Entry into the New York Marathon was determined in several ways; lottery being one of them. Ten percent of the 2022 60,000 applications were selected by luck of the draw. This past year, 6,250 applicants, after sending in their $295 entry fee, waited patiently to see if their check was cashed and they were entered. Other participants entered by making significant charitable contributions or by purchasing tour packages from tour agencies.
Starting in 1980, I choose the lottery option, and was not selected for two years running. But then in 1982, my name was drawn. Hooray! Unfortunately, my job was working for an electrical distributorship, and I was also on the company’s board. We had a board meeting scheduled in Indiana the day after the NY marathon was to be run. What to do?
Here’s where I tell you about my very considerate employer. Explaining my dilemma to our CEO, he thought a minute then announced there was a similar electrical distributor in Manhattan, NY, he was interested in learning more about. He suggested the company fly me to New York, check out the other company, run the marathon, then fly back that night, in time for the board meeting the next day. How about that!
The race was an unbelievable experience. At this point in my running career, I was tape recording my races by velcroing a small tape recorder to my hip during races. The original purpose was recording split times at each mile marker. However, I also made comments on how I was feeling and the sights I was seeing during the race. Those comments became much more interesting than the split times.
Before the New York race, I had purchased a pair of New Balance running shoes. Their appeal was their $100 price tag compared to Nikes and Adidas which generally sold for $30. Must be at least three times better, I figured.
Although I had broken the shoes in during training runs, in New York, in addition to thousands of spectators along the race route, Fire Departments had fire trucks at each intersection spraying an arc of water over the runners. The water felt good initially, but I soon became completely soaked and my feet started slipping in those $100 shoes.

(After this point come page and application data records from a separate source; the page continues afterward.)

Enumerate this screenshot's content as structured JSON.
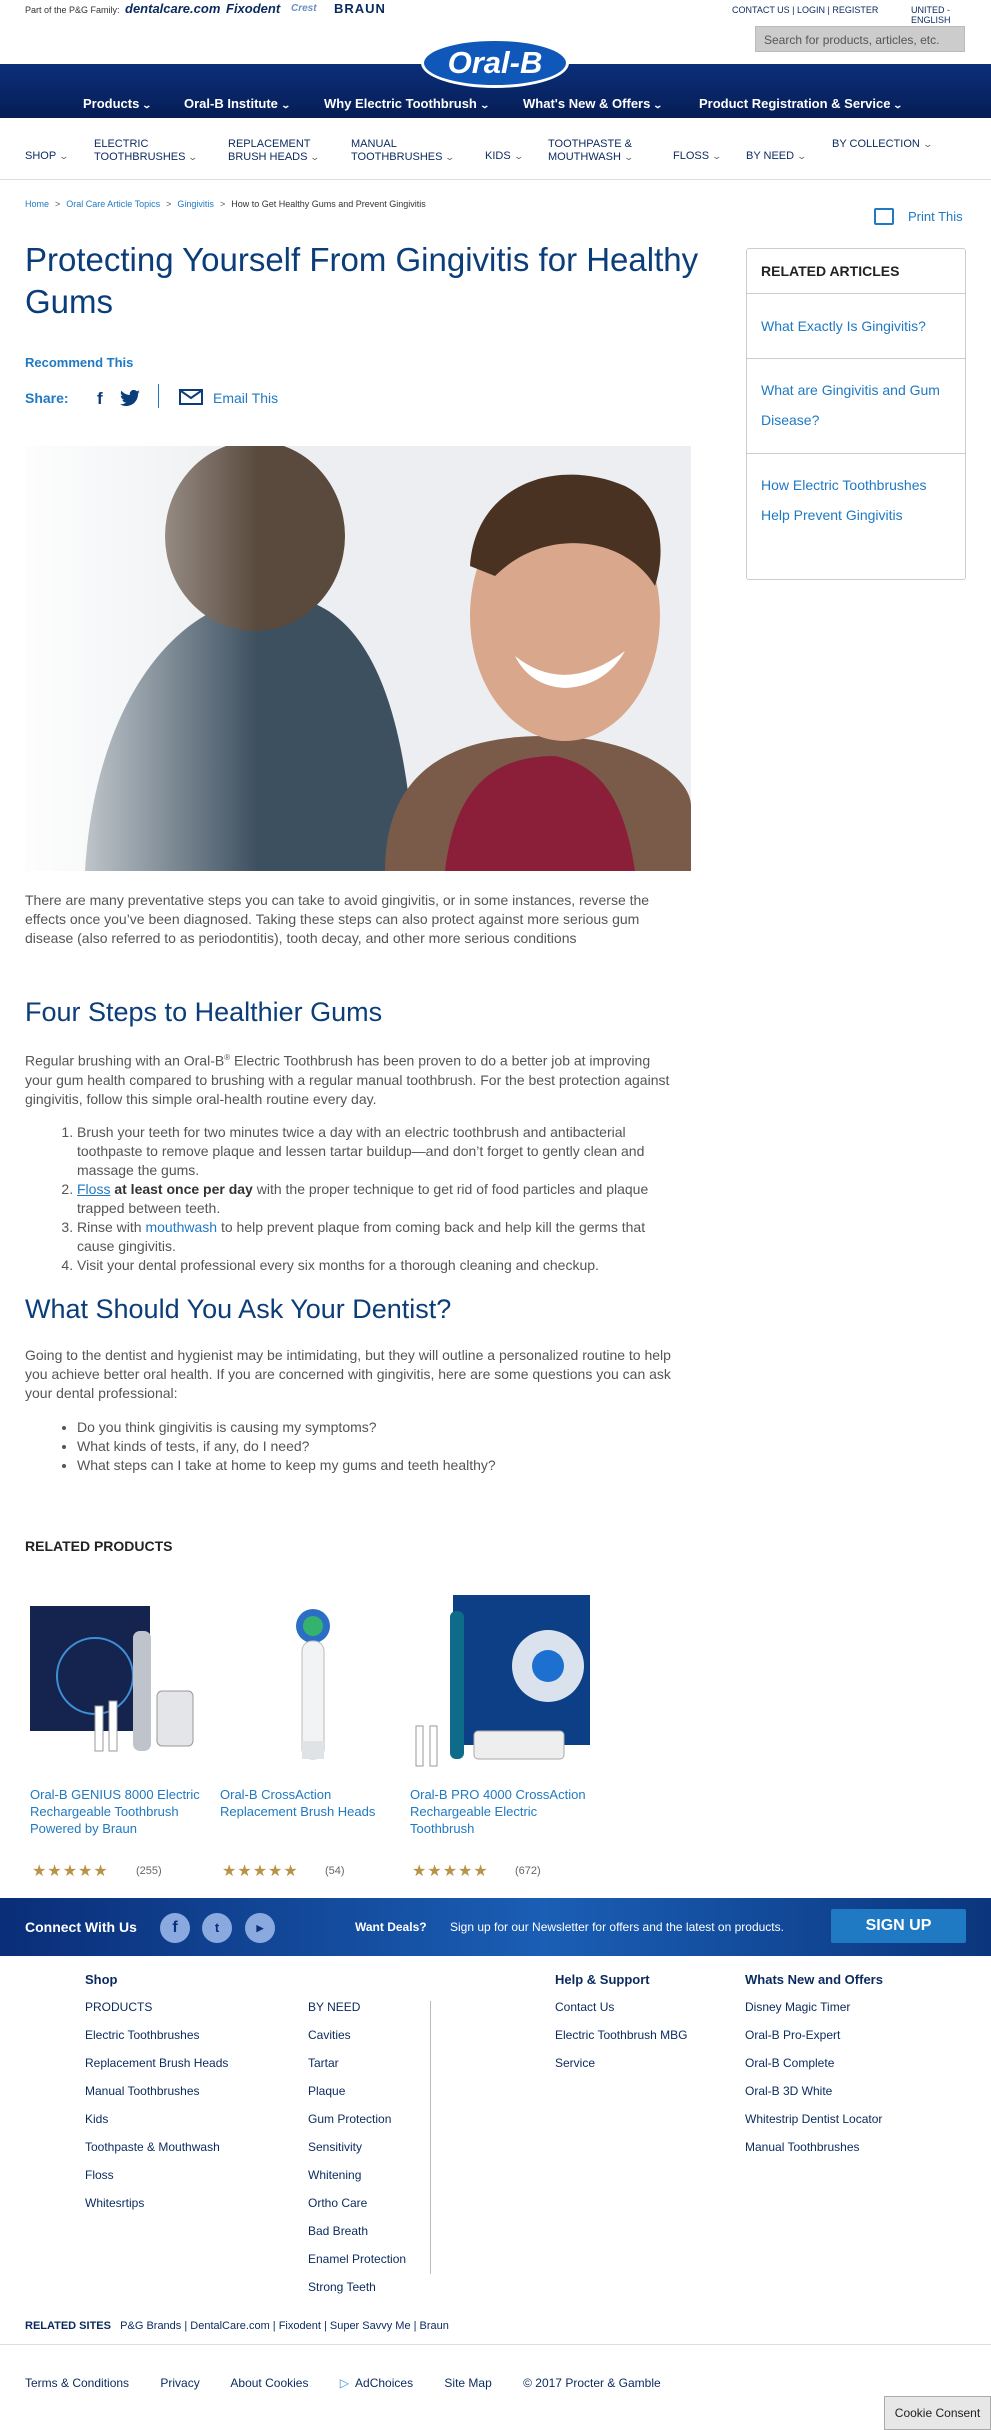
{
  "topbar": {
    "pg_family_label": "Part of the P&G Family:",
    "brands": [
      "dentalcare.com",
      "Fixodent",
      "Crest",
      "BRAUN"
    ],
    "util_links": "CONTACT US | LOGIN | REGISTER",
    "region": "UNITED - ENGLISH",
    "search_placeholder": "Search for products, articles, etc."
  },
  "logo": "Oral-B",
  "main_nav": [
    "Products",
    "Oral-B Institute",
    "Why Electric Toothbrush",
    "What's New & Offers",
    "Product Registration & Service"
  ],
  "sub_nav": [
    "SHOP",
    "ELECTRIC TOOTHBRUSHES",
    "REPLACEMENT BRUSH HEADS",
    "MANUAL TOOTHBRUSHES",
    "KIDS",
    "TOOTHPASTE & MOUTHWASH",
    "FLOSS",
    "BY NEED",
    "BY COLLECTION"
  ],
  "breadcrumb": [
    "Home",
    "Oral Care Article Topics",
    "Gingivitis",
    "How to Get Healthy Gums and Prevent Gingivitis"
  ],
  "print_label": "Print This",
  "article": {
    "title": "Protecting Yourself From Gingivitis for Healthy Gums",
    "recommend": "Recommend This",
    "share_label": "Share:",
    "email_label": "Email This",
    "intro": "There are many preventative steps you can take to avoid gingivitis, or in some instances, reverse the effects once you’ve been diagnosed. Taking these steps can also protect against more serious gum disease (also referred to as periodontitis), tooth decay, and other more serious conditions",
    "h2_steps": "Four Steps to Healthier Gums",
    "steps_intro_a": "Regular brushing with an Oral-B",
    "steps_intro_b": " Electric Toothbrush has been proven to do a better job at improving your gum health compared to brushing with a regular manual toothbrush. For the best protection against gingivitis, follow this simple oral-health routine every day.",
    "step1": "Brush your teeth for two minutes twice a day with an electric toothbrush and antibacterial toothpaste to remove plaque and lessen tartar buildup—and don’t forget to gently clean and massage the gums.",
    "step2_link": "Floss",
    "step2_bold": " at least once per day",
    "step2_rest": " with the proper technique to get rid of food particles and plaque trapped between teeth.",
    "step3_a": "Rinse with ",
    "step3_link": "mouthwash",
    "step3_b": " to help prevent plaque from coming back and help kill the germs that cause gingivitis.",
    "step4": "Visit your dental professional every six months for a thorough cleaning and checkup.",
    "h2_dentist": "What Should You Ask Your Dentist?",
    "dentist_intro": "Going to the dentist and hygienist may be intimidating, but they will outline a personalized routine to help you achieve better oral health. If you are concerned with gingivitis, here are some questions you can ask your dental professional:",
    "questions": [
      "Do you think gingivitis is causing my symptoms?",
      "What kinds of tests, if any, do I need?",
      "What steps can I take at home to keep my gums and teeth healthy?"
    ]
  },
  "related_articles": {
    "title": "RELATED ARTICLES",
    "items": [
      "What Exactly Is Gingivitis?",
      "What are Gingivitis and Gum Disease?",
      "How Electric Toothbrushes Help Prevent Gingivitis"
    ]
  },
  "related_products": {
    "title": "RELATED PRODUCTS",
    "items": [
      {
        "name": "Oral-B GENIUS 8000 Electric Rechargeable Toothbrush Powered by Braun",
        "rating": 5,
        "stars": "★★★★★",
        "count": "(255)"
      },
      {
        "name": "Oral-B CrossAction Replacement Brush Heads",
        "rating": 5,
        "stars": "★★★★★",
        "count": "(54)"
      },
      {
        "name": "Oral-B PRO 4000 CrossAction Rechargeable Electric Toothbrush",
        "rating": 5,
        "stars": "★★★★★",
        "count": "(672)"
      }
    ]
  },
  "connect": {
    "label": "Connect With Us",
    "deals": "Want Deals?",
    "text": "Sign up for our Newsletter for offers and the latest on products.",
    "button": "SIGN UP"
  },
  "footer": {
    "shop_title": "Shop",
    "shop_col1": [
      "PRODUCTS",
      "Electric Toothbrushes",
      "Replacement Brush Heads",
      "Manual Toothbrushes",
      "Kids",
      "Toothpaste & Mouthwash",
      "Floss",
      "Whitesrtips"
    ],
    "shop_col2": [
      "BY NEED",
      "Cavities",
      "Tartar",
      "Plaque",
      "Gum Protection",
      "Sensitivity",
      "Whitening",
      "Ortho Care",
      "Bad Breath",
      "Enamel Protection",
      "Strong Teeth"
    ],
    "help_title": "Help & Support",
    "help_items": [
      "Contact Us",
      "Electric Toothbrush MBG",
      "Service"
    ],
    "new_title": "Whats New and Offers",
    "new_items": [
      "Disney Magic Timer",
      "Oral-B Pro-Expert",
      "Oral-B Complete",
      "Oral-B 3D White",
      "Whitestrip Dentist Locator",
      "Manual Toothbrushes"
    ],
    "related_sites_label": "RELATED SITES",
    "related_sites": "P&G Brands  |  DentalCare.com  |  Fixodent  |  Super Savvy Me  |  Braun",
    "bottom_links": [
      "Terms & Conditions",
      "Privacy",
      "About Cookies",
      "AdChoices",
      "Site Map",
      "© 2017 Procter & Gamble"
    ],
    "cookie": "Cookie Consent"
  }
}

The race course wound through five boroughs of New York and crossed numerous bridges over waterways. The bridges were elevated to allow boats to pass under them and were very steep. My feet were slipping around in the wet shoes and blisters became painfully obvious. Blood was seen soaking through the shoes. At one point on my recording, you hear my breathless voice exclaim, “Uh-oh, I think one of my toes just came off.”
At the 16-mile marker, I heard a loud speaker announce that Alberto Salazar had just won the race. Great, and I still had 6.2 miles to go.

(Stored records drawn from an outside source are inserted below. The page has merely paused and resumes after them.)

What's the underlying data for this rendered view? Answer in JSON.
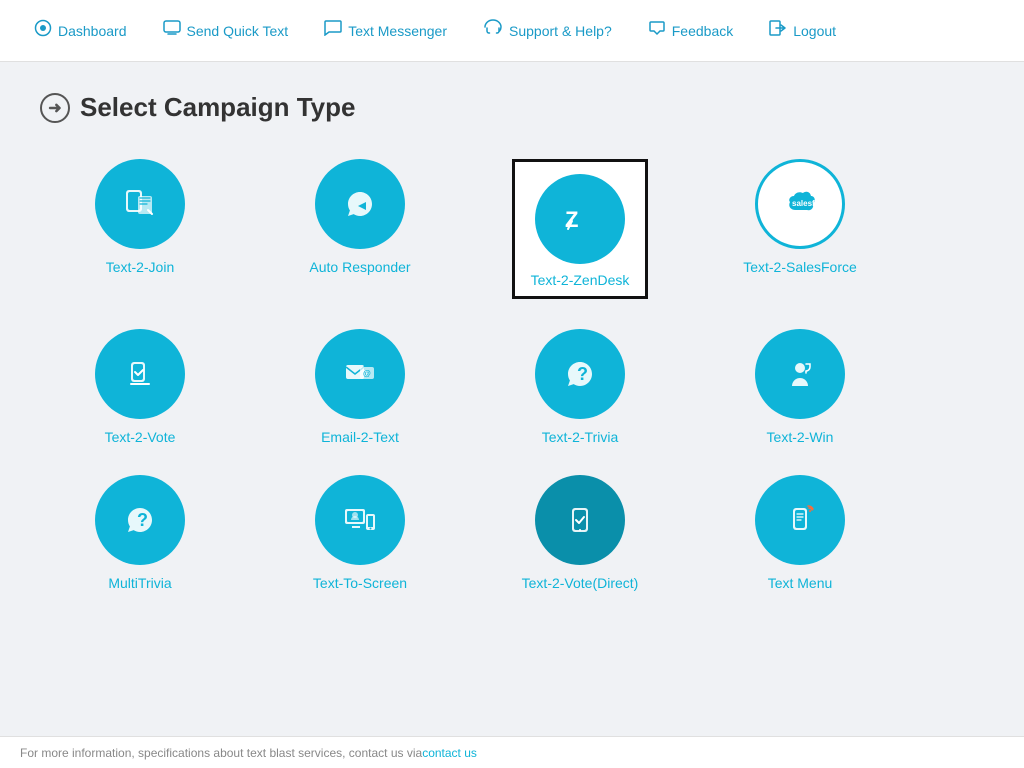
{
  "nav": {
    "items": [
      {
        "id": "dashboard",
        "label": "Dashboard",
        "icon": "⊙"
      },
      {
        "id": "send-quick-text",
        "label": "Send Quick Text",
        "icon": "▤"
      },
      {
        "id": "text-messenger",
        "label": "Text Messenger",
        "icon": "▭"
      },
      {
        "id": "support-help",
        "label": "Support & Help?",
        "icon": "🎧"
      },
      {
        "id": "feedback",
        "label": "Feedback",
        "icon": "↩"
      },
      {
        "id": "logout",
        "label": "Logout",
        "icon": "⬚"
      }
    ]
  },
  "page": {
    "title": "Select Campaign Type"
  },
  "campaigns": [
    {
      "id": "text-2-join",
      "label": "Text-2-Join",
      "selected": false
    },
    {
      "id": "auto-responder",
      "label": "Auto Responder",
      "selected": false
    },
    {
      "id": "text-2-zendesk",
      "label": "Text-2-ZenDesk",
      "selected": true
    },
    {
      "id": "text-2-salesforce",
      "label": "Text-2-SalesForce",
      "selected": false,
      "outline": true
    },
    {
      "id": "text-2-vote",
      "label": "Text-2-Vote",
      "selected": false
    },
    {
      "id": "email-2-text",
      "label": "Email-2-Text",
      "selected": false
    },
    {
      "id": "text-2-trivia",
      "label": "Text-2-Trivia",
      "selected": false
    },
    {
      "id": "text-2-win",
      "label": "Text-2-Win",
      "selected": false
    },
    {
      "id": "multitrivia",
      "label": "MultiTrivia",
      "selected": false
    },
    {
      "id": "text-to-screen",
      "label": "Text-To-Screen",
      "selected": false
    },
    {
      "id": "text-2-vote-direct",
      "label": "Text-2-Vote(Direct)",
      "selected": false
    },
    {
      "id": "text-menu",
      "label": "Text Menu",
      "selected": false
    }
  ],
  "footer": {
    "text": "For more information, specifications about text blast services, contact us via "
  }
}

The race finished in Central Park. Thousands upon thousands of spectators lined the finishing miles, some choking down the course to just a few feet. A Frank Sinatra recording of “New York, New York” was blasting away over the park. It was very emotional. A number of runners were weeping. Me? …. well, no comment.
My time; 3 hours and 43 minutes. Thirteen minutes slower than my Boston qualifying time. I placed 7,100 behind the winner, but that meant I beat 82% of the field of 60,000 applicants. So now wrapped in the complimentary foil blanket, I had to get back to my hotel, shower, and catch a cab to the airport for my return to Indiana.
So how does it feel to run 26 miles and then have to hustle off for a three hour airline flight. Not good. I slathered my legs with Ben Gay to avoid cramping and hailed a cab.
The cab driver, unaware of the marathon, was complaining about all the streets being closed. I explained the reason and admitted I had just participated and wondered if he could smell the analgesic balm I had covered myself with.
“Hell, yes,” he said. “But I thought you had some Chinese food with you.”
Chinese food? Man, what do you eat?
I made the board meeting the next day, but was moving rather slow.